The name "Nessie" and the Surgeon's Photo (above left) are recognized everywhere.
Almost everyone has the impression that Nessie is, like Santa Claus, just a nice story for children as well as a great boost to the economy of the Highlands of Scotland. Around Loch Ness itself, that impression is reinforced by Nessie-sighting tours and boat rides and by the innumerable Nessie trinkets on sale: Nessie logos on all sorts of souvenirs, toy Nessies in every size and shape and texture, postcards with every imaginable joke about Nessies and every sort of image of her: serpentine, or dragon-like, or teddy-bear cuddly.
The Loch Ness 2000 Exhibition in Drumnadrochit conveys the view that
people who think they see NESSIE are influenced by expectation and wishful thinking
and are really seeing a seal, or an otter, or a wave, or a boat wake, or a bird, or a deer,
or, the Exhibition's favorite, a very large sturgeon.
BUT IN FACT, THERE IS STRONG EVIDENCE
THAT THERE REALLY ARE
LARGE, YET-TO-BE-IDENTIFIED ANIMALS
IN LOCH NESS
Last updated: October 1, 2013
What my interest in Nessie has meant to me in a personal way is described in
Because the media continue to treat Nessie only as an amusing story.
The objective and strong evidence summarized in the above article is not properly presented in the "documentary" films and television programs about the subject. There have been at least 18 such programs (in English alone) since the 1970s. Typically they give the false impression that eyewitness reports are the main grounds for believing Nessies to be real. Often the strongest evidence is not even mentioned, and when it is, it is often misrepresented. For a detailed analysis of the 17 documentaries shown between 1972 and 2001, see my article,
discusses how searching for Nessie is different from doing (professional) science. The book begins by showing how exactly the same evidence can be used to argue for and against the existence of Nessies. It is available as an AUDIO BOOK, RC 25592 (1988). REVIEWS are listed HERE.
Minor corrections were made in a 2nd printing, 1987

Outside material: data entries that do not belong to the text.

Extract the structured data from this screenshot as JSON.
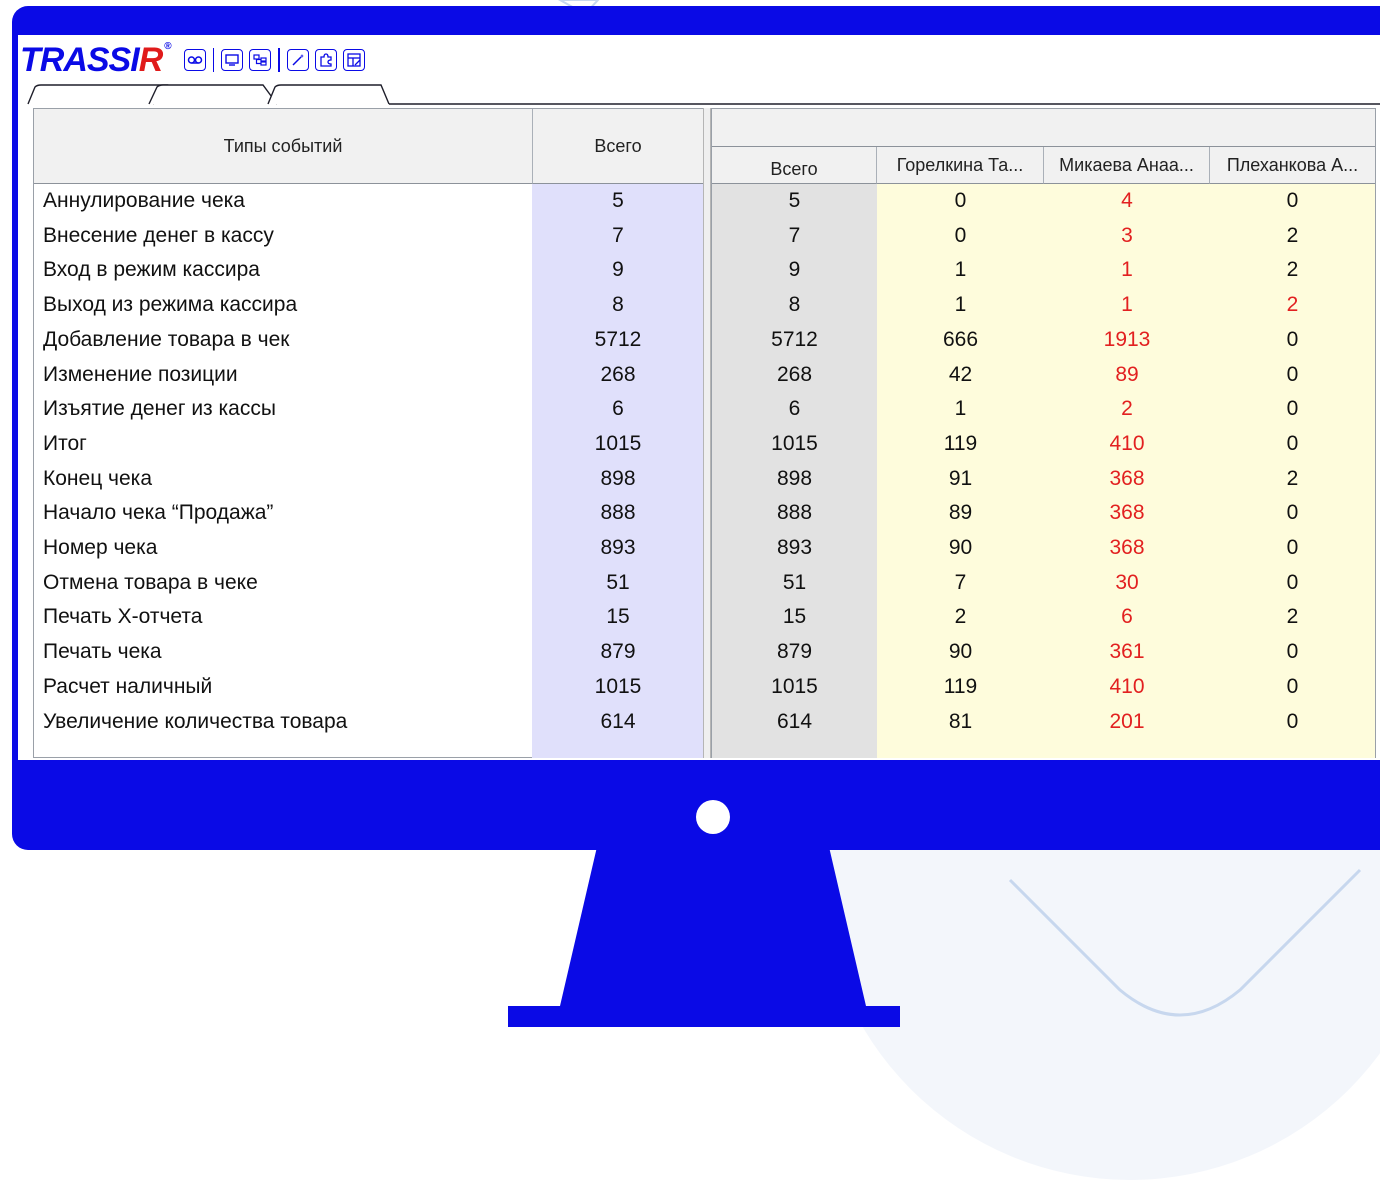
{
  "app": {
    "logo_text": "TRASSIR",
    "logo_mark": "®",
    "colors": {
      "brand_blue": "#0a0ae6",
      "brand_red": "#e01b1b",
      "highlight_red": "#e22020",
      "total_col_bg": "#e0e0fb",
      "gray_col_bg": "#e2e2e2",
      "yellow_col_bg": "#fefcdc"
    }
  },
  "toolbar": {
    "icons": [
      "voicemail-icon",
      "chat-icon",
      "hierarchy-icon",
      "magic-wand-icon",
      "puzzle-icon",
      "window-edit-icon"
    ]
  },
  "tabs": [
    "",
    "",
    ""
  ],
  "left_table": {
    "headers": {
      "event_types": "Типы событий",
      "total": "Всего"
    }
  },
  "right_table": {
    "group_header": "",
    "headers": [
      "Всего",
      "Горелкина Та...",
      "Микаева Анаа...",
      "Плеханкова А..."
    ]
  },
  "rows": [
    {
      "name": "Аннулирование чека",
      "total": "5",
      "r_total": "5",
      "c1": "0",
      "c2": "4",
      "c3": "0"
    },
    {
      "name": "Внесение денег в кассу",
      "total": "7",
      "r_total": "7",
      "c1": "0",
      "c2": "3",
      "c3": "2"
    },
    {
      "name": "Вход в режим кассира",
      "total": "9",
      "r_total": "9",
      "c1": "1",
      "c2": "1",
      "c3": "2"
    },
    {
      "name": "Выход из режима кассира",
      "total": "8",
      "r_total": "8",
      "c1": "1",
      "c2": "1",
      "c3": "2"
    },
    {
      "name": "Добавление товара в чек",
      "total": "5712",
      "r_total": "5712",
      "c1": "666",
      "c2": "1913",
      "c3": "0"
    },
    {
      "name": "Изменение позиции",
      "total": "268",
      "r_total": "268",
      "c1": "42",
      "c2": "89",
      "c3": "0"
    },
    {
      "name": "Изъятие денег из кассы",
      "total": "6",
      "r_total": "6",
      "c1": "1",
      "c2": "2",
      "c3": "0"
    },
    {
      "name": "Итог",
      "total": "1015",
      "r_total": "1015",
      "c1": "119",
      "c2": "410",
      "c3": "0"
    },
    {
      "name": "Конец чека",
      "total": "898",
      "r_total": "898",
      "c1": "91",
      "c2": "368",
      "c3": "2"
    },
    {
      "name": "Начало чека “Продажа”",
      "total": "888",
      "r_total": "888",
      "c1": "89",
      "c2": "368",
      "c3": "0"
    },
    {
      "name": "Номер чека",
      "total": "893",
      "r_total": "893",
      "c1": "90",
      "c2": "368",
      "c3": "0"
    },
    {
      "name": "Отмена товара в чеке",
      "total": "51",
      "r_total": "51",
      "c1": "7",
      "c2": "30",
      "c3": "0"
    },
    {
      "name": "Печать Х-отчета",
      "total": "15",
      "r_total": "15",
      "c1": "2",
      "c2": "6",
      "c3": "2"
    },
    {
      "name": "Печать чека",
      "total": "879",
      "r_total": "879",
      "c1": "90",
      "c2": "361",
      "c3": "0"
    },
    {
      "name": "Расчет наличный",
      "total": "1015",
      "r_total": "1015",
      "c1": "119",
      "c2": "410",
      "c3": "0"
    },
    {
      "name": "Увеличение количества товара",
      "total": "614",
      "r_total": "614",
      "c1": "81",
      "c2": "201",
      "c3": "0"
    }
  ],
  "red_cells": {
    "c2": "all",
    "c3_row_index": 3
  }
}
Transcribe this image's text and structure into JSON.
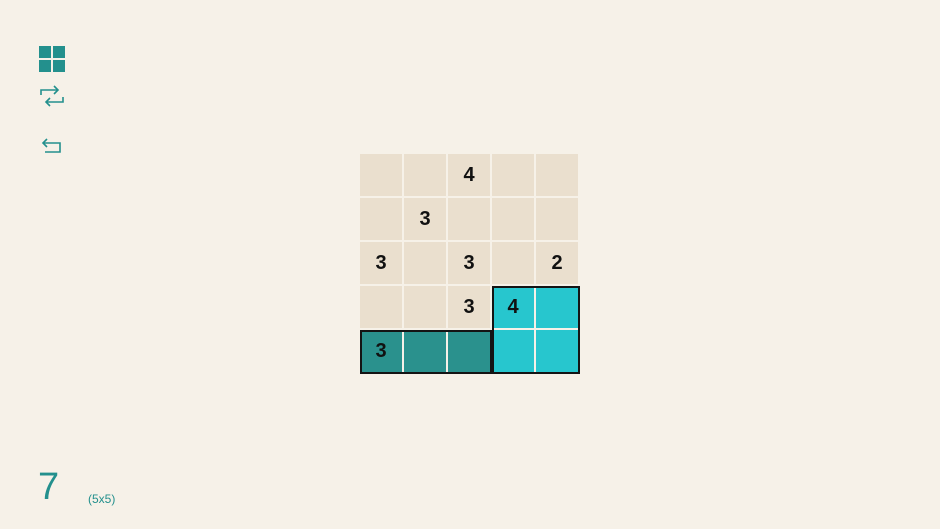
{
  "toolbar": {
    "menu_icon": "grid-menu-icon",
    "shuffle_icon": "shuffle-icon",
    "undo_icon": "undo-icon",
    "icon_color": "#23908d"
  },
  "board": {
    "rows": 5,
    "cols": 5,
    "cells": [
      [
        "",
        "",
        "4",
        "",
        ""
      ],
      [
        "",
        "3",
        "",
        "",
        ""
      ],
      [
        "3",
        "",
        "3",
        "",
        "2"
      ],
      [
        "",
        "",
        "3",
        "4",
        ""
      ],
      [
        "3",
        "",
        "",
        "",
        ""
      ]
    ],
    "fills": [
      [
        "",
        "",
        "",
        "",
        ""
      ],
      [
        "",
        "",
        "",
        "",
        ""
      ],
      [
        "",
        "",
        "",
        "",
        ""
      ],
      [
        "",
        "",
        "",
        "light",
        "light"
      ],
      [
        "dark",
        "dark",
        "dark",
        "light",
        "light"
      ]
    ],
    "regions": [
      {
        "row": 4,
        "col": 0,
        "rows": 1,
        "cols": 3,
        "color": "dark"
      },
      {
        "row": 3,
        "col": 3,
        "rows": 2,
        "cols": 2,
        "color": "light"
      }
    ],
    "colors": {
      "empty": "#eadfce",
      "dark": "#2a918d",
      "light": "#27c6ce"
    }
  },
  "level": {
    "number": "7",
    "size": "(5x5)"
  }
}
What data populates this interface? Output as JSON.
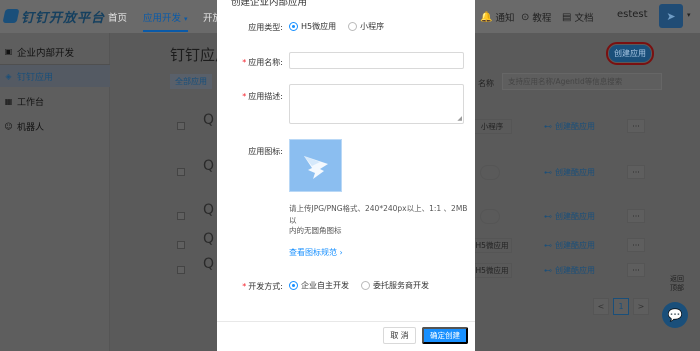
{
  "topbar": {
    "logo_text": "钉钉开放平台",
    "nav": [
      {
        "label": "首页"
      },
      {
        "label": "应用开发",
        "chevron": "chevron-down"
      },
      {
        "label": "开放"
      }
    ],
    "right": [
      {
        "icon": "bell",
        "label": "通知"
      },
      {
        "icon": "help-circle",
        "label": "教程"
      },
      {
        "icon": "document",
        "label": "文档"
      }
    ],
    "user": "estest",
    "avatar_icon": "paper-plane-logo"
  },
  "sidebar": {
    "header": "企业内部开发",
    "items": [
      {
        "label": "钉钉应用",
        "icon": "app-icon",
        "active": true
      },
      {
        "label": "工作台",
        "icon": "workbench-icon",
        "active": false
      },
      {
        "label": "机器人",
        "icon": "robot-icon",
        "active": false
      }
    ]
  },
  "main": {
    "title": "钉钉应用",
    "create_button": "创建应用",
    "filter_tab": "全部应用",
    "filter_label": "名称",
    "search_placeholder": "支持应用名称/AgentId等信息搜索",
    "rows": [
      {
        "tag": "小程序",
        "action": "创建酷应用",
        "more": "···"
      },
      {
        "tag": "",
        "action": "创建酷应用",
        "more": "···"
      },
      {
        "tag": "",
        "action": "创建酷应用",
        "more": "···"
      },
      {
        "tag": "H5微应用",
        "action": "创建酷应用",
        "more": "···"
      },
      {
        "tag": "H5微应用",
        "action": "创建酷应用",
        "more": "···"
      }
    ],
    "pagination": {
      "prev": "<",
      "current": "1",
      "next": ">"
    },
    "back_top": "返回\n顶部"
  },
  "modal": {
    "title": "创建企业内部应用",
    "app_type_label": "应用类型:",
    "app_type_options": [
      {
        "label": "H5微应用",
        "selected": true
      },
      {
        "label": "小程序",
        "selected": false
      }
    ],
    "name_label": "应用名称:",
    "name_value": "",
    "desc_label": "应用描述:",
    "desc_value": "",
    "icon_label": "应用图标:",
    "icon_hint_line1": "请上传JPG/PNG格式、240*240px以上、1:1 、2MB 以",
    "icon_hint_line2": "内的无圆角图标",
    "spec_link": "查看图标规范",
    "dev_mode_label": "开发方式:",
    "dev_mode_options": [
      {
        "label": "企业自主开发",
        "selected": true
      },
      {
        "label": "委托服务商开发",
        "selected": false
      }
    ],
    "cancel_button": "取 消",
    "confirm_button": "确定创建"
  },
  "colors": {
    "primary": "#1890ff",
    "required": "#f5222d",
    "overlay": "#5a5a5a"
  }
}
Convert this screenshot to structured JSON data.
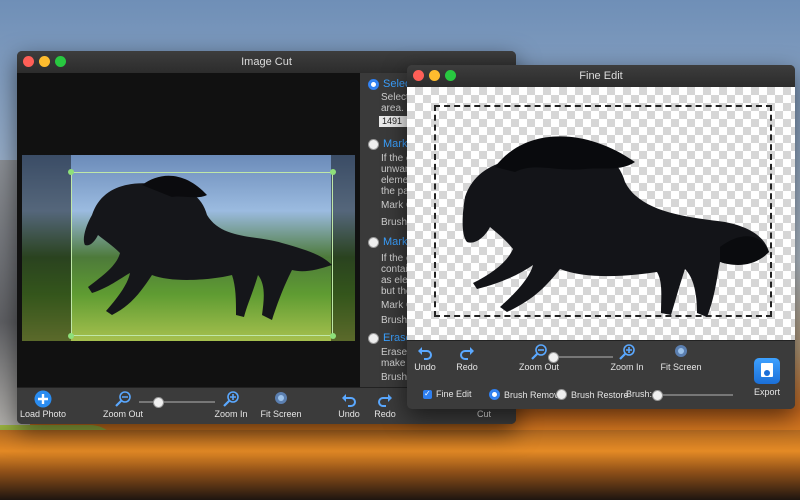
{
  "desktop": {
    "accent": "#e28620"
  },
  "cut_window": {
    "title": "Image Cut",
    "panel": {
      "option1": {
        "label": "Select",
        "desc1": "Select t",
        "desc2": "area.",
        "value": "1491"
      },
      "option2": {
        "label": "Mark t",
        "desc1": "If the ex",
        "desc2": "unwant",
        "desc3": "elemen",
        "desc4": "the par",
        "mark": "Mark C",
        "brush": "Brush:"
      },
      "option3": {
        "label": "Mark t",
        "desc1": "If the ex",
        "desc2": "contain",
        "desc3": "as elem",
        "desc4": "but the",
        "mark": "Mark C",
        "brush": "Brush:"
      },
      "option4": {
        "label": "Erase",
        "desc1": "Erase s",
        "desc2": "make it",
        "brush": "Brush:"
      }
    },
    "toolbar": {
      "load": "Load Photo",
      "zoom_out": "Zoom Out",
      "zoom_in": "Zoom In",
      "fit": "Fit Screen",
      "undo": "Undo",
      "redo": "Redo",
      "cut": "Cut",
      "zoom_level": 0.25
    }
  },
  "fine_window": {
    "title": "Fine Edit",
    "toolbar": {
      "undo": "Undo",
      "redo": "Redo",
      "zoom_out": "Zoom Out",
      "zoom_in": "Zoom In",
      "fit": "Fit Screen",
      "export": "Export",
      "fine_edit": "Fine Edit",
      "brush_remove": "Brush Remove",
      "brush_restore": "Brush Restore",
      "brush": "Brush:",
      "zoom_level": 0.0,
      "brush_level": 0.05
    }
  }
}
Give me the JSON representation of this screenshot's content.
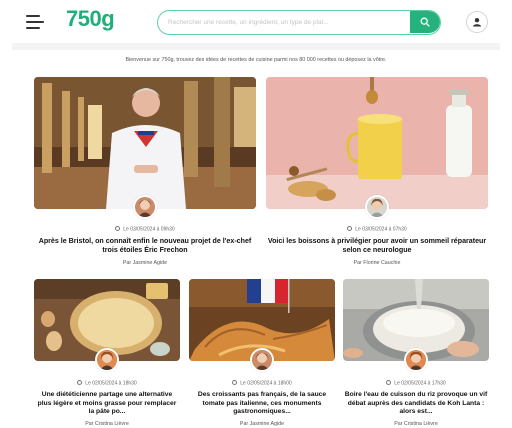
{
  "header": {
    "logo": "750g",
    "search": {
      "placeholder": "Rechercher une recette, un ingrédient, un type de plat...",
      "value": ""
    }
  },
  "intro_text": "Bienvenue sur 750g, trouvez des idées de recettes de cuisine parmi nos 80 000 recettes ou déposez la vôtre.",
  "articles": [
    {
      "date": "Le 03/05/2024 à 09h30",
      "title": "Après le Bristol, on connaît enfin le nouveau projet de l'ex-chef trois étoiles Éric Frechon",
      "author": "Par Jasmine Agide"
    },
    {
      "date": "Le 03/05/2024 à 07h30",
      "title": "Voici les boissons à privilégier pour avoir un sommeil réparateur selon ce neurologue",
      "author": "Par Florine Cauchie"
    },
    {
      "date": "Le 02/05/2024 à 18h30",
      "title": "Une diététicienne partage une alternative plus légère et moins grasse pour remplacer la pâte po...",
      "author": "Par Cristina Lièvre"
    },
    {
      "date": "Le 02/05/2024 à 18h00",
      "title": "Des croissants pas français, de la sauce tomate pas italienne, ces monuments gastronomiques...",
      "author": "Par Jasmine Agide"
    },
    {
      "date": "Le 02/05/2024 à 17h30",
      "title": "Boire l'eau de cuisson du riz provoque un vif débat auprès des candidats de Koh Lanta : alors est...",
      "author": "Par Cristina Lièvre"
    }
  ],
  "icons": {
    "menu": "hamburger-icon",
    "search": "search-icon",
    "user": "user-icon",
    "clock": "clock-icon"
  },
  "colors": {
    "brand": "#1fb07a",
    "search_border": "#5ed1a2",
    "search_button": "#25b27d"
  }
}
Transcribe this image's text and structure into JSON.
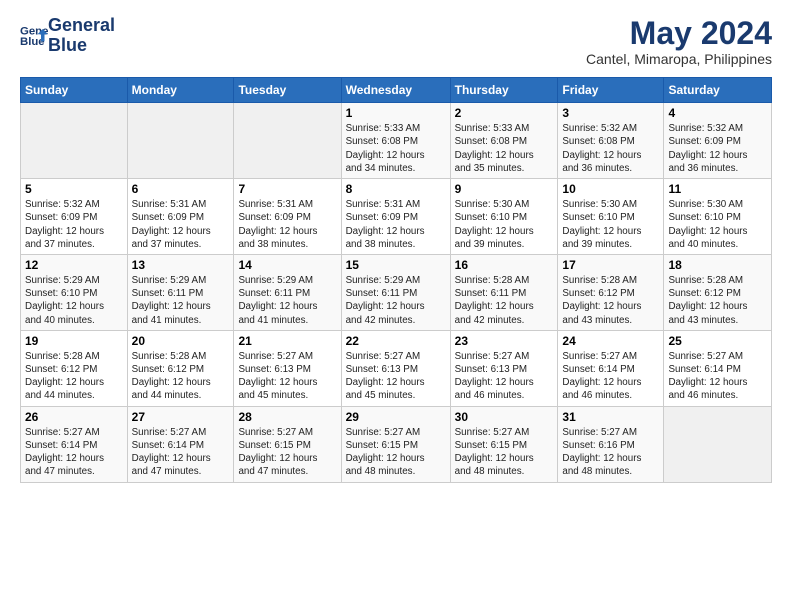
{
  "header": {
    "logo_line1": "General",
    "logo_line2": "Blue",
    "title": "May 2024",
    "subtitle": "Cantel, Mimaropa, Philippines"
  },
  "weekdays": [
    "Sunday",
    "Monday",
    "Tuesday",
    "Wednesday",
    "Thursday",
    "Friday",
    "Saturday"
  ],
  "weeks": [
    [
      {
        "day": "",
        "info": ""
      },
      {
        "day": "",
        "info": ""
      },
      {
        "day": "",
        "info": ""
      },
      {
        "day": "1",
        "info": "Sunrise: 5:33 AM\nSunset: 6:08 PM\nDaylight: 12 hours\nand 34 minutes."
      },
      {
        "day": "2",
        "info": "Sunrise: 5:33 AM\nSunset: 6:08 PM\nDaylight: 12 hours\nand 35 minutes."
      },
      {
        "day": "3",
        "info": "Sunrise: 5:32 AM\nSunset: 6:08 PM\nDaylight: 12 hours\nand 36 minutes."
      },
      {
        "day": "4",
        "info": "Sunrise: 5:32 AM\nSunset: 6:09 PM\nDaylight: 12 hours\nand 36 minutes."
      }
    ],
    [
      {
        "day": "5",
        "info": "Sunrise: 5:32 AM\nSunset: 6:09 PM\nDaylight: 12 hours\nand 37 minutes."
      },
      {
        "day": "6",
        "info": "Sunrise: 5:31 AM\nSunset: 6:09 PM\nDaylight: 12 hours\nand 37 minutes."
      },
      {
        "day": "7",
        "info": "Sunrise: 5:31 AM\nSunset: 6:09 PM\nDaylight: 12 hours\nand 38 minutes."
      },
      {
        "day": "8",
        "info": "Sunrise: 5:31 AM\nSunset: 6:09 PM\nDaylight: 12 hours\nand 38 minutes."
      },
      {
        "day": "9",
        "info": "Sunrise: 5:30 AM\nSunset: 6:10 PM\nDaylight: 12 hours\nand 39 minutes."
      },
      {
        "day": "10",
        "info": "Sunrise: 5:30 AM\nSunset: 6:10 PM\nDaylight: 12 hours\nand 39 minutes."
      },
      {
        "day": "11",
        "info": "Sunrise: 5:30 AM\nSunset: 6:10 PM\nDaylight: 12 hours\nand 40 minutes."
      }
    ],
    [
      {
        "day": "12",
        "info": "Sunrise: 5:29 AM\nSunset: 6:10 PM\nDaylight: 12 hours\nand 40 minutes."
      },
      {
        "day": "13",
        "info": "Sunrise: 5:29 AM\nSunset: 6:11 PM\nDaylight: 12 hours\nand 41 minutes."
      },
      {
        "day": "14",
        "info": "Sunrise: 5:29 AM\nSunset: 6:11 PM\nDaylight: 12 hours\nand 41 minutes."
      },
      {
        "day": "15",
        "info": "Sunrise: 5:29 AM\nSunset: 6:11 PM\nDaylight: 12 hours\nand 42 minutes."
      },
      {
        "day": "16",
        "info": "Sunrise: 5:28 AM\nSunset: 6:11 PM\nDaylight: 12 hours\nand 42 minutes."
      },
      {
        "day": "17",
        "info": "Sunrise: 5:28 AM\nSunset: 6:12 PM\nDaylight: 12 hours\nand 43 minutes."
      },
      {
        "day": "18",
        "info": "Sunrise: 5:28 AM\nSunset: 6:12 PM\nDaylight: 12 hours\nand 43 minutes."
      }
    ],
    [
      {
        "day": "19",
        "info": "Sunrise: 5:28 AM\nSunset: 6:12 PM\nDaylight: 12 hours\nand 44 minutes."
      },
      {
        "day": "20",
        "info": "Sunrise: 5:28 AM\nSunset: 6:12 PM\nDaylight: 12 hours\nand 44 minutes."
      },
      {
        "day": "21",
        "info": "Sunrise: 5:27 AM\nSunset: 6:13 PM\nDaylight: 12 hours\nand 45 minutes."
      },
      {
        "day": "22",
        "info": "Sunrise: 5:27 AM\nSunset: 6:13 PM\nDaylight: 12 hours\nand 45 minutes."
      },
      {
        "day": "23",
        "info": "Sunrise: 5:27 AM\nSunset: 6:13 PM\nDaylight: 12 hours\nand 46 minutes."
      },
      {
        "day": "24",
        "info": "Sunrise: 5:27 AM\nSunset: 6:14 PM\nDaylight: 12 hours\nand 46 minutes."
      },
      {
        "day": "25",
        "info": "Sunrise: 5:27 AM\nSunset: 6:14 PM\nDaylight: 12 hours\nand 46 minutes."
      }
    ],
    [
      {
        "day": "26",
        "info": "Sunrise: 5:27 AM\nSunset: 6:14 PM\nDaylight: 12 hours\nand 47 minutes."
      },
      {
        "day": "27",
        "info": "Sunrise: 5:27 AM\nSunset: 6:14 PM\nDaylight: 12 hours\nand 47 minutes."
      },
      {
        "day": "28",
        "info": "Sunrise: 5:27 AM\nSunset: 6:15 PM\nDaylight: 12 hours\nand 47 minutes."
      },
      {
        "day": "29",
        "info": "Sunrise: 5:27 AM\nSunset: 6:15 PM\nDaylight: 12 hours\nand 48 minutes."
      },
      {
        "day": "30",
        "info": "Sunrise: 5:27 AM\nSunset: 6:15 PM\nDaylight: 12 hours\nand 48 minutes."
      },
      {
        "day": "31",
        "info": "Sunrise: 5:27 AM\nSunset: 6:16 PM\nDaylight: 12 hours\nand 48 minutes."
      },
      {
        "day": "",
        "info": ""
      }
    ]
  ]
}
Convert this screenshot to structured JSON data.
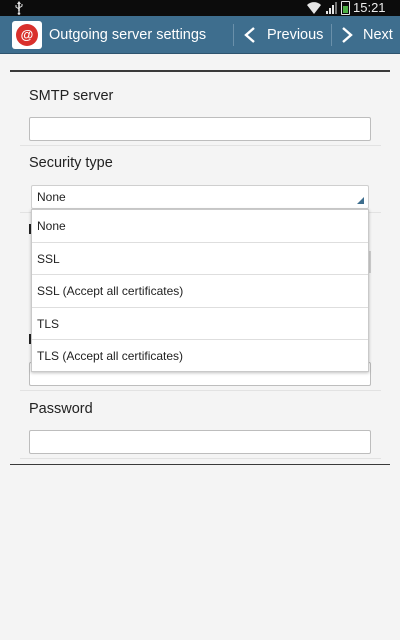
{
  "status_bar": {
    "time": "15:21",
    "icons": [
      "usb-icon",
      "wifi-icon",
      "signal-icon",
      "battery-icon"
    ]
  },
  "action_bar": {
    "app_icon": "email-at-icon",
    "app_icon_glyph": "@",
    "title": "Outgoing server settings",
    "previous_label": "Previous",
    "next_label": "Next"
  },
  "form": {
    "smtp_server": {
      "label": "SMTP server",
      "value": "",
      "placeholder": ""
    },
    "security_type": {
      "label": "Security type",
      "selected": "None",
      "options": [
        "None",
        "SSL",
        "SSL (Accept all certificates)",
        "TLS",
        "TLS (Accept all certificates)"
      ]
    },
    "password": {
      "label": "Password",
      "value": "",
      "placeholder": ""
    }
  },
  "colors": {
    "action_bar": "#3e6e8e",
    "status_bar": "#0c0c0c",
    "background": "#f4f4f4",
    "app_icon_red": "#d9302c"
  }
}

Some updating was done for the paperback edition, 1988.
The British edition, Johnston & Bacon 1991, omits the extensive bibliography without correcting the index accordingly.)